> _LISTED RECORDS_:
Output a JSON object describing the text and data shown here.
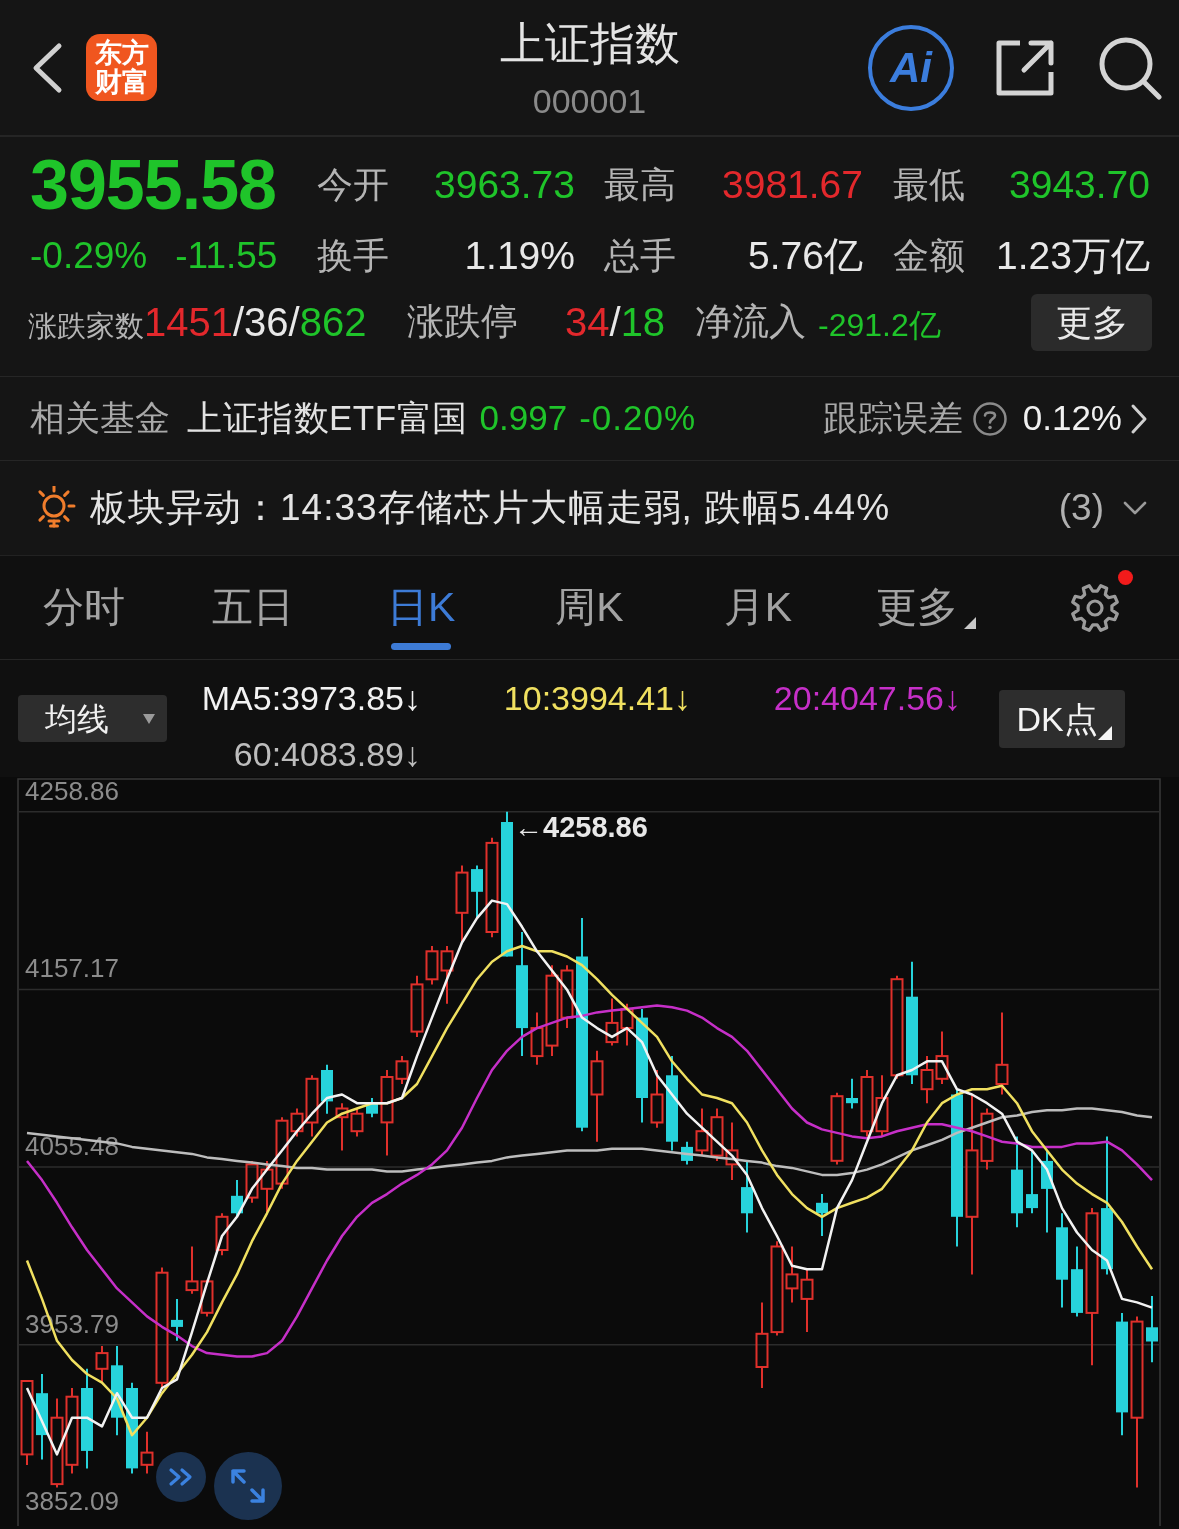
{
  "header": {
    "logo": [
      "东方",
      "财富"
    ],
    "title": "上证指数",
    "code": "000001",
    "ai_label": "Ai"
  },
  "quote": {
    "price": {
      "text": "3955.58",
      "color": "#1fc42a"
    },
    "change_pct": {
      "text": "-0.29%",
      "color": "#1fc42a"
    },
    "change": {
      "text": "-11.55",
      "color": "#1fc42a"
    },
    "stats": [
      {
        "label": "今开",
        "value": "3963.73",
        "color": "#1fc42a"
      },
      {
        "label": "最高",
        "value": "3981.67",
        "color": "#e3282c"
      },
      {
        "label": "最低",
        "value": "3943.70",
        "color": "#1fc42a"
      },
      {
        "label": "换手",
        "value": "1.19%",
        "color": "#e8e8e8"
      },
      {
        "label": "总手",
        "value": "5.76亿",
        "color": "#e8e8e8"
      },
      {
        "label": "金额",
        "value": "1.23万亿",
        "color": "#e8e8e8"
      }
    ],
    "breadth": {
      "label": "涨跌家数",
      "parts": [
        {
          "text": "1451",
          "color": "#e3282c"
        },
        {
          "text": "/36/",
          "color": "#e8e8e8"
        },
        {
          "text": "862",
          "color": "#1fc42a"
        }
      ]
    },
    "limits": {
      "label": "涨跌停",
      "parts": [
        {
          "text": "34",
          "color": "#e3282c"
        },
        {
          "text": "/",
          "color": "#e8e8e8"
        },
        {
          "text": "18",
          "color": "#1fc42a"
        }
      ]
    },
    "net_inflow": {
      "label": "净流入",
      "value": "-291.2亿",
      "color": "#1fc42a"
    },
    "more_button": "更多"
  },
  "fund": {
    "label": "相关基金",
    "name": "上证指数ETF富国",
    "price": "0.997",
    "change": "-0.20%",
    "color": "#1fc42a",
    "tracking_label": "跟踪误差",
    "tracking_value": "0.12%"
  },
  "alert": {
    "text": "板块异动：14:33存储芯片大幅走弱, 跌幅5.44%",
    "count": "(3)"
  },
  "tabs": [
    {
      "label": "分时",
      "selected": false,
      "kind": "plain"
    },
    {
      "label": "五日",
      "selected": false,
      "kind": "plain"
    },
    {
      "label": "日K",
      "selected": true,
      "kind": "plain"
    },
    {
      "label": "周K",
      "selected": false,
      "kind": "plain"
    },
    {
      "label": "月K",
      "selected": false,
      "kind": "plain"
    },
    {
      "label": "更多",
      "selected": false,
      "kind": "menu"
    }
  ],
  "settings": {
    "notification": true
  },
  "indicators": {
    "selector": "均线",
    "values": [
      {
        "text": "MA5:3973.85↓",
        "color": "#f2f2f2"
      },
      {
        "text": "10:3994.41↓",
        "color": "#f0e060"
      },
      {
        "text": "20:4047.56↓",
        "color": "#c62fc8"
      },
      {
        "text": "60:4083.89↓",
        "color": "#bdbdbd"
      }
    ],
    "dk_button": "DK点"
  },
  "chart": {
    "chart_data": {
      "type": "candlestick",
      "ylim": [
        3850.0,
        4277.6
      ],
      "yticks": [
        4258.86,
        4157.17,
        4055.48,
        3953.79,
        3852.09
      ],
      "grid": true,
      "ohlc": [
        [
          3891,
          3933,
          3885,
          3933
        ],
        [
          3926,
          3937,
          3888,
          3902
        ],
        [
          3874,
          3923,
          3872,
          3912
        ],
        [
          3885,
          3929,
          3880,
          3924
        ],
        [
          3929,
          3940,
          3883,
          3893
        ],
        [
          3940,
          3953,
          3932,
          3949
        ],
        [
          3942,
          3953,
          3902,
          3912
        ],
        [
          3929,
          3932,
          3880,
          3883
        ],
        [
          3885,
          3904,
          3880,
          3892
        ],
        [
          3932,
          3998,
          3929,
          3995
        ],
        [
          3968,
          3980,
          3956,
          3964
        ],
        [
          3985,
          4010,
          3983,
          3990
        ],
        [
          3972,
          3991,
          3970,
          3990
        ],
        [
          4008,
          4029,
          4005,
          4027
        ],
        [
          4039,
          4048,
          4027,
          4029
        ],
        [
          4038,
          4059,
          4035,
          4057
        ],
        [
          4043,
          4059,
          4029,
          4054
        ],
        [
          4046,
          4084,
          4043,
          4082
        ],
        [
          4076,
          4089,
          4073,
          4086
        ],
        [
          4081,
          4108,
          4073,
          4106
        ],
        [
          4111,
          4114,
          4086,
          4093
        ],
        [
          4084,
          4092,
          4065,
          4089
        ],
        [
          4076,
          4089,
          4073,
          4086
        ],
        [
          4092,
          4095,
          4084,
          4086
        ],
        [
          4081,
          4111,
          4062,
          4107
        ],
        [
          4106,
          4119,
          4103,
          4116
        ],
        [
          4133,
          4165,
          4130,
          4160
        ],
        [
          4163,
          4182,
          4160,
          4179
        ],
        [
          4168,
          4182,
          4149,
          4179
        ],
        [
          4201,
          4228,
          4184,
          4224
        ],
        [
          4226,
          4228,
          4198,
          4213
        ],
        [
          4190,
          4244,
          4187,
          4241
        ],
        [
          4253,
          4258.86,
          4176,
          4176
        ],
        [
          4171,
          4190,
          4119,
          4135
        ],
        [
          4119,
          4144,
          4114,
          4135
        ],
        [
          4125,
          4171,
          4119,
          4165
        ],
        [
          4141,
          4171,
          4135,
          4168
        ],
        [
          4176,
          4198,
          4076,
          4078
        ],
        [
          4097,
          4122,
          4070,
          4116
        ],
        [
          4127,
          4152,
          4125,
          4138
        ],
        [
          4135,
          4149,
          4125,
          4146
        ],
        [
          4141,
          4146,
          4081,
          4095
        ],
        [
          4081,
          4111,
          4078,
          4097
        ],
        [
          4108,
          4119,
          4065,
          4070
        ],
        [
          4067,
          4070,
          4057,
          4059
        ],
        [
          4065,
          4089,
          4062,
          4076
        ],
        [
          4062,
          4089,
          4059,
          4084
        ],
        [
          4057,
          4081,
          4048,
          4065
        ],
        [
          4044,
          4059,
          4018,
          4029
        ],
        [
          3941,
          3978,
          3929,
          3960
        ],
        [
          3961,
          4013,
          3959,
          4010
        ],
        [
          3986,
          4010,
          3978,
          3994
        ],
        [
          3980,
          3997,
          3961,
          3991
        ],
        [
          4035,
          4040,
          4016,
          4029
        ],
        [
          4059,
          4098,
          4057,
          4096
        ],
        [
          4095,
          4106,
          4089,
          4092
        ],
        [
          4076,
          4111,
          4073,
          4107
        ],
        [
          4076,
          4108,
          4073,
          4095
        ],
        [
          4108,
          4165,
          4106,
          4163
        ],
        [
          4153,
          4173,
          4103,
          4108
        ],
        [
          4100,
          4119,
          4092,
          4111
        ],
        [
          4106,
          4133,
          4103,
          4119
        ],
        [
          4097,
          4100,
          4010,
          4027
        ],
        [
          4027,
          4097,
          3994,
          4065
        ],
        [
          4059,
          4089,
          4054,
          4086
        ],
        [
          4103,
          4144,
          4097,
          4114
        ],
        [
          4054,
          4073,
          4021,
          4029
        ],
        [
          4040,
          4065,
          4029,
          4032
        ],
        [
          4059,
          4065,
          4018,
          4043
        ],
        [
          4021,
          4029,
          3975,
          3991
        ],
        [
          3997,
          4010,
          3970,
          3972
        ],
        [
          3972,
          4032,
          3942,
          4029
        ],
        [
          4032,
          4073,
          3994,
          3997
        ],
        [
          3967,
          3972,
          3902,
          3915
        ],
        [
          3912,
          3970,
          3872,
          3967
        ],
        [
          3963.73,
          3981.67,
          3943.7,
          3955.58
        ]
      ]
    },
    "high_label": "←4258.86"
  },
  "moving_averages": {
    "chart_data": {
      "type": "line",
      "ylim": [
        3850.0,
        4277.6
      ],
      "series": [
        {
          "color": "#f2f2f2",
          "values": [
            3929,
            3910,
            3891,
            3912,
            3912,
            3907,
            3926,
            3912,
            3912,
            3929,
            3934,
            3961,
            3989,
            4016,
            4027,
            4043,
            4054,
            4065,
            4076,
            4086,
            4095,
            4097,
            4092,
            4092,
            4092,
            4095,
            4119,
            4141,
            4163,
            4184,
            4198,
            4208,
            4206,
            4193,
            4179,
            4168,
            4157,
            4141,
            4135,
            4130,
            4135,
            4127,
            4108,
            4097,
            4086,
            4078,
            4070,
            4062,
            4051,
            4032,
            4016,
            3999,
            3997,
            3997,
            4032,
            4048,
            4070,
            4092,
            4108,
            4111,
            4116,
            4116,
            4100,
            4097,
            4092,
            4086,
            4070,
            4065,
            4054,
            4032,
            4018,
            4008,
            4002,
            3980,
            3978,
            3975
          ]
        },
        {
          "color": "#f0e060",
          "values": [
            4002,
            3980,
            3956,
            3945,
            3937,
            3932,
            3923,
            3902,
            3912,
            3926,
            3937,
            3948,
            3961,
            3978,
            3994,
            4013,
            4029,
            4046,
            4059,
            4070,
            4081,
            4086,
            4089,
            4092,
            4092,
            4095,
            4103,
            4119,
            4135,
            4149,
            4163,
            4173,
            4179,
            4182,
            4179,
            4179,
            4176,
            4171,
            4163,
            4154,
            4146,
            4138,
            4130,
            4116,
            4106,
            4097,
            4095,
            4092,
            4081,
            4065,
            4051,
            4040,
            4032,
            4027,
            4032,
            4035,
            4038,
            4043,
            4054,
            4065,
            4081,
            4092,
            4097,
            4100,
            4100,
            4102,
            4092,
            4076,
            4065,
            4054,
            4046,
            4040,
            4035,
            4024,
            4010,
            3997
          ]
        },
        {
          "color": "#c62fc8",
          "values": [
            4059,
            4048,
            4035,
            4021,
            4008,
            3997,
            3986,
            3978,
            3970,
            3964,
            3959,
            3953,
            3949,
            3948,
            3947,
            3947,
            3949,
            3956,
            3970,
            3986,
            4002,
            4016,
            4027,
            4035,
            4040,
            4046,
            4051,
            4057,
            4065,
            4078,
            4095,
            4111,
            4122,
            4130,
            4135,
            4138,
            4141,
            4142,
            4144,
            4145,
            4146,
            4147,
            4148,
            4147,
            4145,
            4141,
            4135,
            4130,
            4122,
            4111,
            4100,
            4089,
            4081,
            4077,
            4075,
            4073,
            4072,
            4073,
            4076,
            4078,
            4080,
            4080,
            4078,
            4076,
            4073,
            4070,
            4069,
            4067,
            4067,
            4067,
            4069,
            4069,
            4070,
            4065,
            4057,
            4048
          ]
        },
        {
          "color": "#bdbdbd",
          "values": [
            4075,
            4074,
            4073,
            4072,
            4071,
            4070,
            4069,
            4067,
            4066,
            4065,
            4064,
            4063,
            4061,
            4060,
            4059,
            4058,
            4057,
            4056,
            4055,
            4055,
            4054,
            4054,
            4054,
            4054,
            4053,
            4053,
            4054,
            4055,
            4056,
            4057,
            4058,
            4059,
            4061,
            4062,
            4063,
            4064,
            4065,
            4065,
            4065,
            4066,
            4066,
            4066,
            4065,
            4064,
            4063,
            4062,
            4061,
            4060,
            4059,
            4058,
            4056,
            4055,
            4053,
            4051,
            4051,
            4052,
            4054,
            4057,
            4061,
            4065,
            4068,
            4071,
            4075,
            4078,
            4081,
            4084,
            4085,
            4087,
            4088,
            4088,
            4089,
            4089,
            4088,
            4087,
            4085,
            4084
          ]
        }
      ]
    }
  }
}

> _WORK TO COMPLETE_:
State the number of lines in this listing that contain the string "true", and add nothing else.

> _TASK ANSWER_:
3